The national roads authority – Statens Vegvesen (NPRA) – awards the NOK59.98 million (US$7.35 million) contract to local company Entreprenørservice AS to undertake the core drilling task on its 15.5km long Romsdal subsea tunnel project, located in the north of the country. Subcontractor for the SI work is Asera Mining AB.
Entreprenørservice beat two rival bidders for the contract – Zublin-Foralith JV and Rockma Exploration Drilling AB, respectively.
Romsdal is to be a twin tube tunnel, linked by cross passages, although its final design length depends on how the data from the SI influences the depth and grade of the proposed vertical alignment. At this stage the tunnel grades are planned to be no more than 5%, and the deepest part of the crossing would be 350m below water level with about 50m rock cover to the fjord bed. Approximately half of the alignment between Otrøya and Vik – on separate islands – is below the fjord.

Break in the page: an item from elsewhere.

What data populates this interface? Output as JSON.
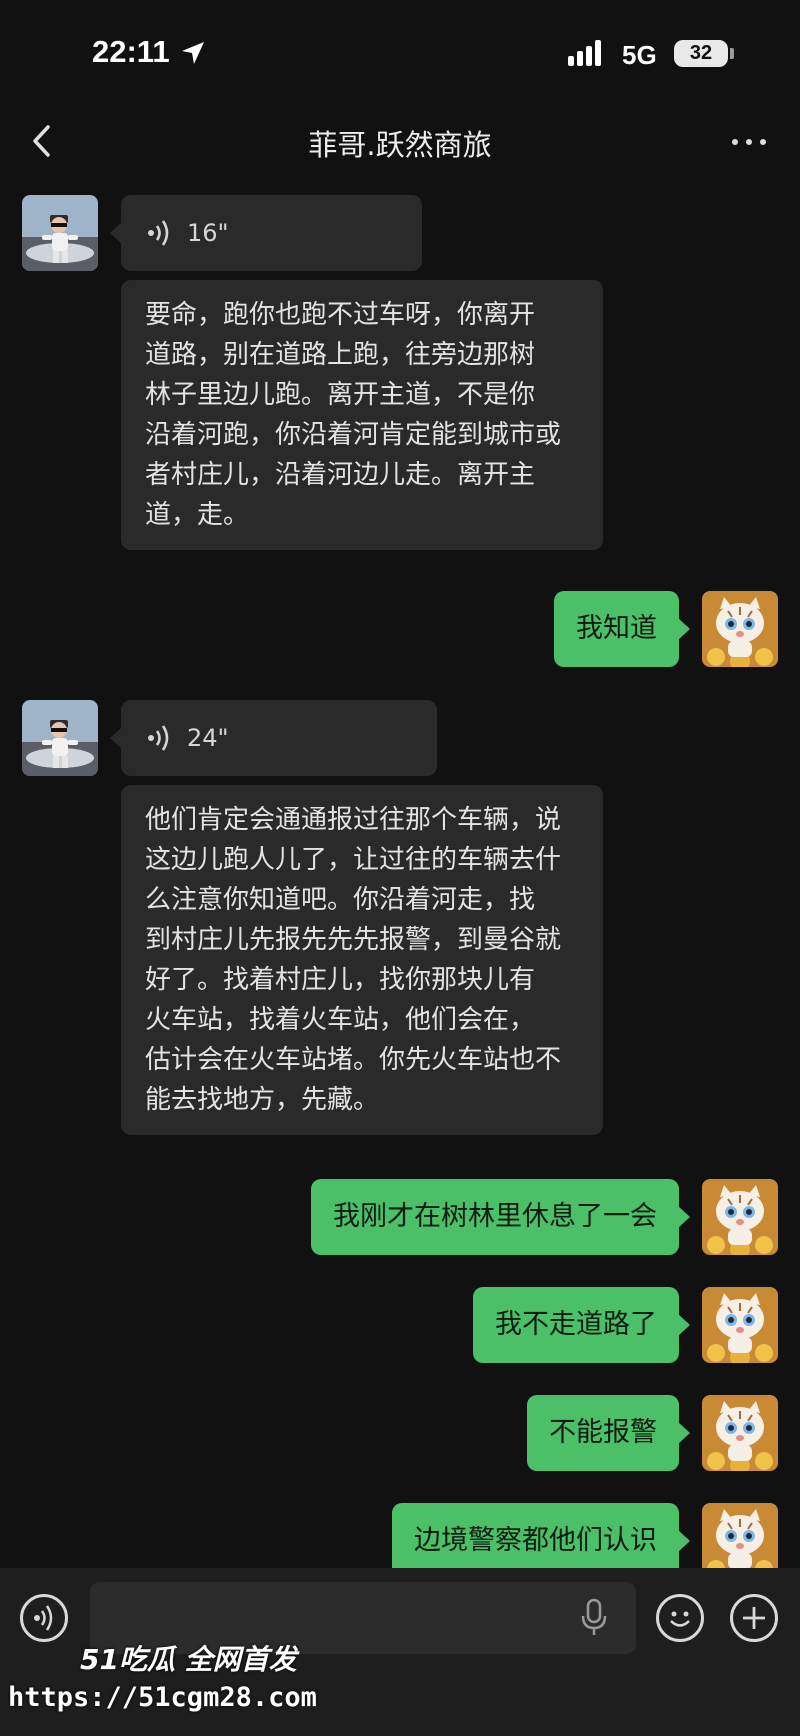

The core drilling is to be undertaken over the next few months. The geology, as presently known, is strong bedrock but includes some weak zones. The core drilling will help identify the rock surfaces, the client said.
Four main core drilling holes are planned from three different locations, and while their lengths will be determined as work proceeds it is expected that the longest could be up to 2.2km long. The 50mm diameter drilling is to be within 10m-20m above the proposed tunnel alignment.
Drill steering is to be performed by Norwegian firm Devico AS under a separate contact with Statens Vegvesen. This type of drilling method takes much longer than the more typical type of drilling from ships to the seabed.
Romsdal is the only project in Norway, so far, to employ core drilling as a key aspect of its SI work for the full length of the subsea road tunnel. Statens Vegvesen explained that the possibility comes from there being an island in the middle of the fjord crossing, allowing extensive core drilling coverage of the tunnel alignment from both of the main shores as well as the island, Tautra. The technique is mainly used in the offshore oil and gas industry.
Other SI work for the tunnel has included geomagnetic and seismic surveys. Depending on the results of the core drilling the client will decide whether further SI is needed.
After completion of all the SI work and refinement of the tunnel designs, Statens Vegvesen envisages that the next stages of approvals and procurement will enable main construction to begin around 2018. Presently the client anticipates there will be at least two contract packages for the tunnelling works.
The Romsdal scheme is part of the country’s strategic E39 Coastal Highway, which features many fjord crossings – some built, others under construction, and more planned. The Romsdal project will include both tunnel and suspension bridge construction to link the island of Otrøya across neighbouring fjords to two different parts of the mainland.
Romsdal tunnel is longer than the 14.3km Ryfylke tunnel, currently under construction near Stavanger in the south west of Norway and due to be Norway’s longest subsea road tunnel. Although not part of the E39, the tunnel is part of the Ryfast scheme – which also includes the 5.5km long Hundvåg tunnel – which will be a strategic connection to the coastal route and will be a major new road (Rv13) for the Stavanger region.
Eventually both Romsdal and Ryfast will be dwarfed by the 25.5km long E39 Rogfast scheme, also to be built near Stavanger. The Rogfast project is planned for construction in the 2020s. Its SI work has involved some drilling from the shore, but the tunnel’s considerable length under open waters has meant more traditional seabed drilling from ships has also been used.